> **Task material**
※ ※ ※
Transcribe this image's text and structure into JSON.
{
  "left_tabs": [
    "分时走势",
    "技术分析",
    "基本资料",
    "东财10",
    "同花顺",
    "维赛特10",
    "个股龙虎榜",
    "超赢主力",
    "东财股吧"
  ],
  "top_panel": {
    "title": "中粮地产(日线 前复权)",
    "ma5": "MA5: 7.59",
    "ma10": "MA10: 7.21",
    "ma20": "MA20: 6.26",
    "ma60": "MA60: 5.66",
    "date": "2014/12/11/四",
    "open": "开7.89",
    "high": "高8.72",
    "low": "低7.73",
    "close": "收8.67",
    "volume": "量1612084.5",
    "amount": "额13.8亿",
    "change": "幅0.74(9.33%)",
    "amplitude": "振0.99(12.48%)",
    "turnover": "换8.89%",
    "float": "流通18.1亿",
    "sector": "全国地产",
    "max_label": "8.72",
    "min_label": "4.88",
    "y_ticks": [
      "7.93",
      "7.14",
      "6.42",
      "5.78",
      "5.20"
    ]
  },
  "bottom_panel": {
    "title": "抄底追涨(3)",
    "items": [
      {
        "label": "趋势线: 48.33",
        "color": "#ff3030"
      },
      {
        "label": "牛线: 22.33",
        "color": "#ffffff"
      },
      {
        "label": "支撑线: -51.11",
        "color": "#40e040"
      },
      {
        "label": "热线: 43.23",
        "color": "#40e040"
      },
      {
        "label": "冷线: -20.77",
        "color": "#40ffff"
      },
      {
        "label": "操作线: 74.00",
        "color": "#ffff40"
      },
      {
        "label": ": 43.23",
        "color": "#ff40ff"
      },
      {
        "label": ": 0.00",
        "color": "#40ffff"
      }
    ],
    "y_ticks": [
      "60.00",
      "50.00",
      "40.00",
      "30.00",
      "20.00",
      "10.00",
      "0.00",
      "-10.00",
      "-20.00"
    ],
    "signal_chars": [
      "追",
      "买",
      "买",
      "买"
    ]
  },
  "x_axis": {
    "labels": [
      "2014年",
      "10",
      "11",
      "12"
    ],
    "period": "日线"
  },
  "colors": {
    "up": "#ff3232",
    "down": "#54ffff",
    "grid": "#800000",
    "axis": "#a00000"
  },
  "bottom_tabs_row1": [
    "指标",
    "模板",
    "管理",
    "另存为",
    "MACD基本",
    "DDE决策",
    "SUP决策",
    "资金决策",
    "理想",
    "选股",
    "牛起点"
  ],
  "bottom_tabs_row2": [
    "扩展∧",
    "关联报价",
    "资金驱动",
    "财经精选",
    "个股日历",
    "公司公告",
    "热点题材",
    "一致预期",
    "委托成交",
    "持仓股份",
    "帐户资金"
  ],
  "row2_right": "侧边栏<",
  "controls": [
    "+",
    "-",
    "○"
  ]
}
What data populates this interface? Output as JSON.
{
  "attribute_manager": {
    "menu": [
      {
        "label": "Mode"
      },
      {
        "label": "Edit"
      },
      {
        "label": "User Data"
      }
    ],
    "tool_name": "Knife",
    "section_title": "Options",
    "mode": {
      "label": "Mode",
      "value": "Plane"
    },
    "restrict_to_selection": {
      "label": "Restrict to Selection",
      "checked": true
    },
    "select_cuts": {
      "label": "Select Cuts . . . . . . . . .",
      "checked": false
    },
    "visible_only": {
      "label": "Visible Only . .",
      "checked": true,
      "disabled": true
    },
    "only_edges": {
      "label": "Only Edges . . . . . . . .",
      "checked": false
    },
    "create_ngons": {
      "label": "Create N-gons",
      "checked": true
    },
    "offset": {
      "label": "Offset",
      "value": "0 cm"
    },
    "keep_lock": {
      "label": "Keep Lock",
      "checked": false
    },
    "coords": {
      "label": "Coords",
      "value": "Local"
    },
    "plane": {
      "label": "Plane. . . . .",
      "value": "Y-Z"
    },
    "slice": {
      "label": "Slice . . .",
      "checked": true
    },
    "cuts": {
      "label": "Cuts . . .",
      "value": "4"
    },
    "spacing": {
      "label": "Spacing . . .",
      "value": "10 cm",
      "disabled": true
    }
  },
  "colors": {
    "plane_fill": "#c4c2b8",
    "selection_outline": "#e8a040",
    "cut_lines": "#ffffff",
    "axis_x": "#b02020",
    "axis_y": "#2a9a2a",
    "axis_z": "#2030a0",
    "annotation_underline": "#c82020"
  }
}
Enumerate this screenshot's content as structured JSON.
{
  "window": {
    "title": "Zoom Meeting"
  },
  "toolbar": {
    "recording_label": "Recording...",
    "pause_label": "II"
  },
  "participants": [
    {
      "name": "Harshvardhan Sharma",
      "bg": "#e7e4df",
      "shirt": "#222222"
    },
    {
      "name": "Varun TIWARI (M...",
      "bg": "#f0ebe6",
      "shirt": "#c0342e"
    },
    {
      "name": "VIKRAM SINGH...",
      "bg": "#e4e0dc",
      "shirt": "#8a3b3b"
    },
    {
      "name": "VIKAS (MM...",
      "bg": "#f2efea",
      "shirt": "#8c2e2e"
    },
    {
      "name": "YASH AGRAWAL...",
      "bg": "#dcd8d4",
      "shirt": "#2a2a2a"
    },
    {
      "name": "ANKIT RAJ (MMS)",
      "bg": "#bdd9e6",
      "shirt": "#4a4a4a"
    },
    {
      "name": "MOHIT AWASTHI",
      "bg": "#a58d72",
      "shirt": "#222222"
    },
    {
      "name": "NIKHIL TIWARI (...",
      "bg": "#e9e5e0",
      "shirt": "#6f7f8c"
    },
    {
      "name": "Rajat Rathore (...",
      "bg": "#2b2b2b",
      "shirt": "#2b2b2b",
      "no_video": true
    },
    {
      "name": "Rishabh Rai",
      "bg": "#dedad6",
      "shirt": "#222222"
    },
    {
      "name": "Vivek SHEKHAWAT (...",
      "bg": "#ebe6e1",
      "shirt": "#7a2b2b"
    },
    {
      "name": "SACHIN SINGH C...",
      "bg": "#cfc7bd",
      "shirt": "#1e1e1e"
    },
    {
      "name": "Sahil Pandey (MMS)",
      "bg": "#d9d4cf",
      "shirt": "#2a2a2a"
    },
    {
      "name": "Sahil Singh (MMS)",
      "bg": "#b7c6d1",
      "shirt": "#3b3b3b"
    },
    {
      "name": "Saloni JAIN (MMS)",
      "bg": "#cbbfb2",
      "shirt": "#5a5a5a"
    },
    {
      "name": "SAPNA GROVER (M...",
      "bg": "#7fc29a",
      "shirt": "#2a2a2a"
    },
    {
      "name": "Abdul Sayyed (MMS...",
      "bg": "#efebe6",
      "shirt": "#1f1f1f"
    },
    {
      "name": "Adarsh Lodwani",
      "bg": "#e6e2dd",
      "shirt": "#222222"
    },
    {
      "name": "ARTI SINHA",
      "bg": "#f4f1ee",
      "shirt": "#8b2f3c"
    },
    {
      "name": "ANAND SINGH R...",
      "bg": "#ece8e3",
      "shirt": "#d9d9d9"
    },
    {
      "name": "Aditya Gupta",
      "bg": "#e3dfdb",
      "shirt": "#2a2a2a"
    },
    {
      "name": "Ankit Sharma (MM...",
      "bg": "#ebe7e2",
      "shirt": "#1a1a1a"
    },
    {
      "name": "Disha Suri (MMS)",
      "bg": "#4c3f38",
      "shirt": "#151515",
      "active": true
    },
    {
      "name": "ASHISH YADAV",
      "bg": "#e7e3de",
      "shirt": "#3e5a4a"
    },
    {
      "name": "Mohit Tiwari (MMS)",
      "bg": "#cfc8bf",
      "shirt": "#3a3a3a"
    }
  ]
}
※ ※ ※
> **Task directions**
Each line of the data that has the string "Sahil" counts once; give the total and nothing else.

> **Final answer**
2